- Bake at 375 F for 10 minutes, then reduce oven to 350 F. and bake until the pastries are dry and crisp. It will take approximately 25 minutes for full sized cream puffs and about 15 minutes for small ones.
- Cool completely, then fill with whipped cream, pastry cream, or savory fillings of your choice.
FOR THE PASTRY CREAM:
- In a heavy saucepan, heat milk over medium heat until it steeps (you'll see small puffs of steam and tiny bubbles will form around the edges of the pan). Don't allow the milk to boil.
- In a stainless steel bowl, whisk together the sugar, vanilla, and egg yolks. Allow the yolks to sit for a few minutes; the sugar will break down the yolks, making them more liquid.
- Whisk the cake flour (or cornstarch) into the yolk mixture.
- Slowly temper the hot milk into the yolk mixture while constantly whisking.
- Pour the custard back into a CLEAN heavy saucepan and cook over medium heat, constantly whisking with one hand, while scraping the sides and bottom of the pot with a heat resistant rubber spatula with your other hand.
- Cook the custard until you can see lines from the whisk.
- Place the saucepan onto an ice bath (ice with just a LITTLE water) and immediately whisk in the COLD butter.
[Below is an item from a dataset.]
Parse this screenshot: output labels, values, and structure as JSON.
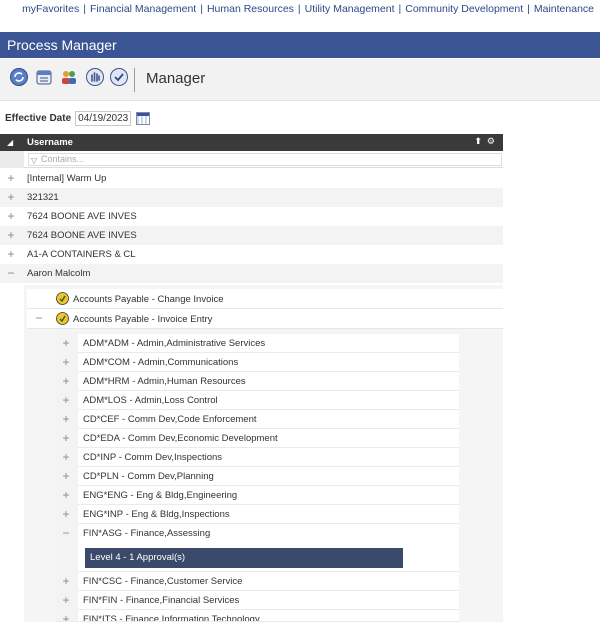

Whisk every few minutes to help speed up the cooling process.
- Use immediately or store in the cooler with plastic wrap set directly on top of the pastry cream (to prevent a skin from forming).